Is Your Information Safe From Intruders? The Do’s and Don’t’s of Password Security

It might feel like a pain to change your “memorized” password; however systems know the difference between pain and security – especially those that have been compromised due to a complicated or unsophisticated hacking attack.

Albeit most folks are not fond of being accountable for ensuring system security, all users of information resources are responsible for assisting in the protection of the systems they use.

Many intruders enter systems simply by guessing passwords. Even the best passwords can eventually be defeated mathematically, given enough time. The use of strong passwords acts as a firm deterrent against password guessing and buys additional time against other attacks.

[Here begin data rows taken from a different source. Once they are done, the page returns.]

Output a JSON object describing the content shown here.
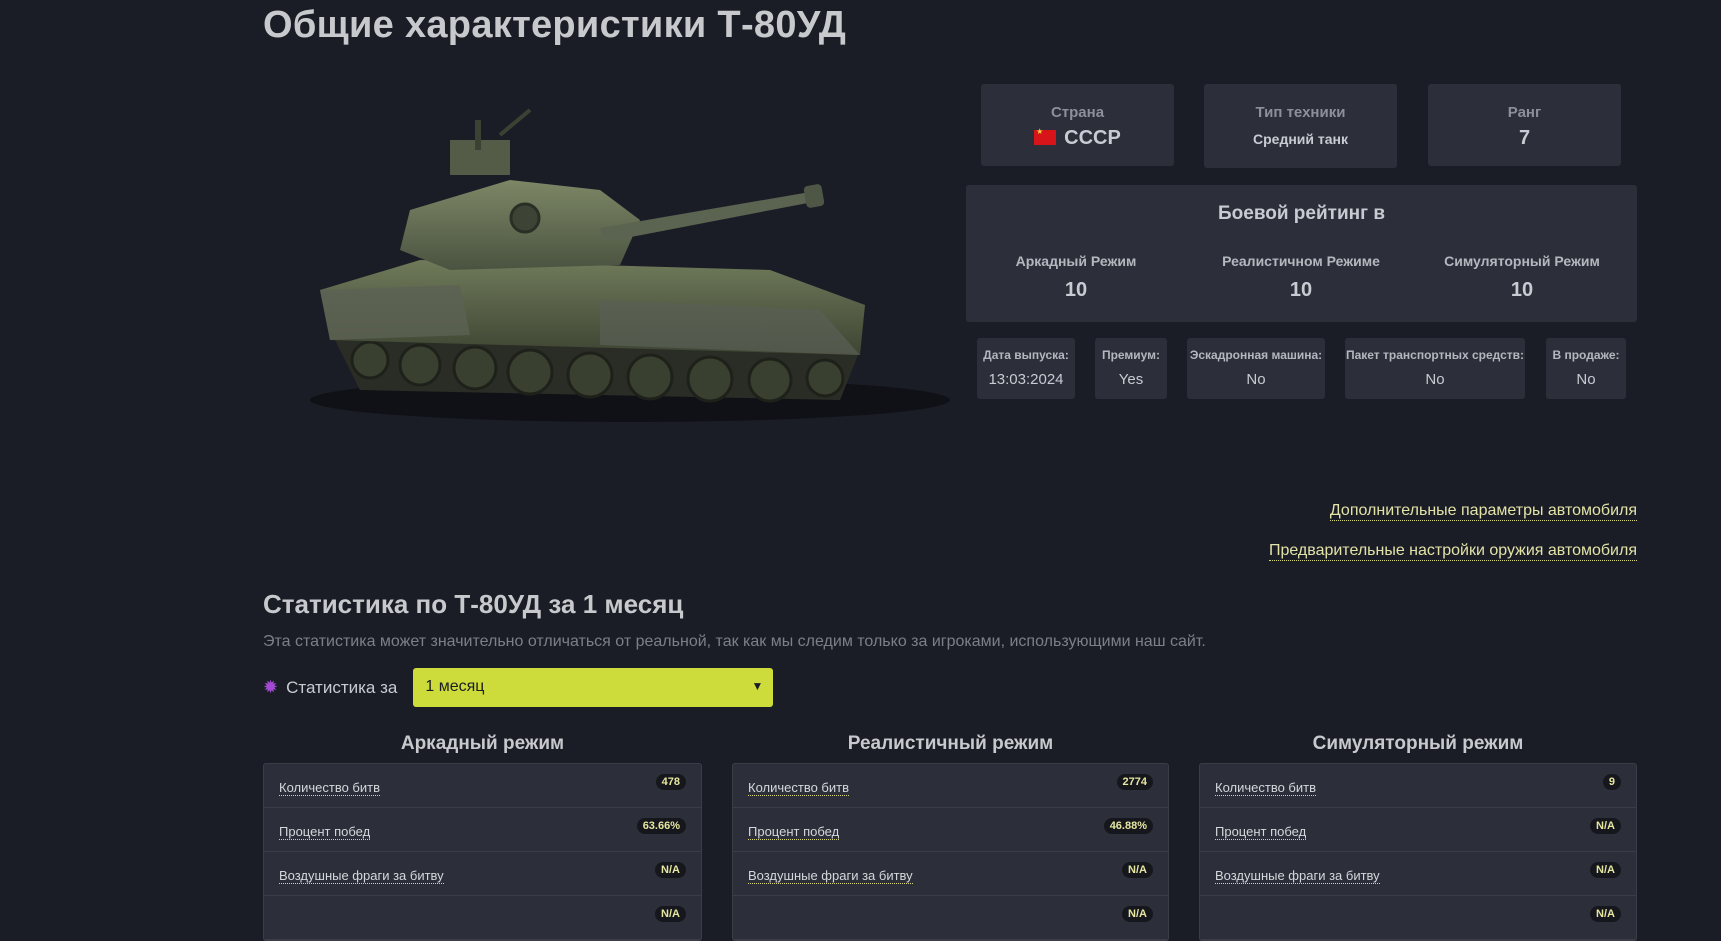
{
  "page_title": "Общие характеристики Т-80УД",
  "country": {
    "label": "Страна",
    "value": "СССР",
    "flag_color": "#d7141a"
  },
  "vehicle_type": {
    "label": "Тип техники",
    "value": "Средний танк"
  },
  "rank": {
    "label": "Ранг",
    "value": "7"
  },
  "battle_rating": {
    "title": "Боевой рейтинг в",
    "modes": [
      {
        "label": "Аркадный Режим",
        "value": "10"
      },
      {
        "label": "Реалистичном Режиме",
        "value": "10"
      },
      {
        "label": "Симуляторный Режим",
        "value": "10"
      }
    ]
  },
  "meta": [
    {
      "label": "Дата выпуска:",
      "value": "13:03:2024"
    },
    {
      "label": "Премиум:",
      "value": "Yes"
    },
    {
      "label": "Эскадронная машина:",
      "value": "No"
    },
    {
      "label": "Пакет транспортных средств:",
      "value": "No"
    },
    {
      "label": "В продаже:",
      "value": "No"
    }
  ],
  "links": {
    "extra_params": "Дополнительные параметры автомобиля",
    "weapon_presets": "Предварительные настройки оружия автомобиля"
  },
  "stats": {
    "title": "Статистика по Т-80УД за 1 месяц",
    "description": "Эта статистика может значительно отличаться от реальной, так как мы следим только за игроками, использующими наш сайт.",
    "period_label": "Статистика за",
    "period_value": "1 месяц",
    "columns": [
      {
        "title": "Аркадный режим",
        "rows": [
          {
            "name": "Количество битв",
            "value": "478"
          },
          {
            "name": "Процент побед",
            "value": "63.66%"
          },
          {
            "name": "Воздушные фраги за битву",
            "value": "N/A"
          },
          {
            "name": "",
            "value": "N/A"
          }
        ]
      },
      {
        "title": "Реалистичный режим",
        "rows": [
          {
            "name": "Количество битв",
            "value": "2774"
          },
          {
            "name": "Процент побед",
            "value": "46.88%"
          },
          {
            "name": "Воздушные фраги за битву",
            "value": "N/A"
          },
          {
            "name": "",
            "value": "N/A"
          }
        ]
      },
      {
        "title": "Симуляторный режим",
        "rows": [
          {
            "name": "Количество битв",
            "value": "9"
          },
          {
            "name": "Процент побед",
            "value": "N/A"
          },
          {
            "name": "Воздушные фраги за битву",
            "value": "N/A"
          },
          {
            "name": "",
            "value": "N/A"
          }
        ]
      }
    ]
  },
  "colors": {
    "background": "#1b1d26",
    "card": "#2c2e39",
    "accent": "#cddc3a",
    "link": "#e3e3a8"
  }
}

DO use a password with mixed-case letters. Use uppercase letters throughout the password. DO NOT use a network login ID in any form (reversed, capitalized, or doubled as a password).
DO use a password that contains alphanumeric characters and include punctuation, where supported by the operating system. DO NOT use your first, middle or last name or anyone else’s in any form. Do not use your initials or any nicknames you may have or anyone else’s.
DO use a password with mixed-case letters. Do not just capitalize the first letter, but add uppercase letters throughout the password. DO NOT use a word contained in English or foreign dictionaries, spelling lists, or other word lists and abbreviations.
DO use at least six characters, eight characters for Windows NT. DO NOT use other information easily obtained about you. This includes pet names, license plate numbers, telephone numbers, identification numbers, the name of the street you live on, and so on. Someone who knows the user very easily guesses such passwords.
DO use a seemingly random selection of letters and numbers. DO NOT use a password of all numbers, or a password composed of alphabet characters. Mix numbers and letters.
DO use a password that can be typed quickly, without having to look at the keyboard. This makes it harder for someone to steal your password by looking at your keyboard (also known as "shoulder surfing"). DO NOT use dates e.g., September, SEPT1999 or any combination thereof.

DO change passwords regularly. The more critical an account to network integrity (such as root on a Unix host or Administrator on Windows NT), the more frequently the password should be changed. This change stops someone who has already compromised an account from continued access.

DO NOT use keyboard sequences, e.g., qwerty.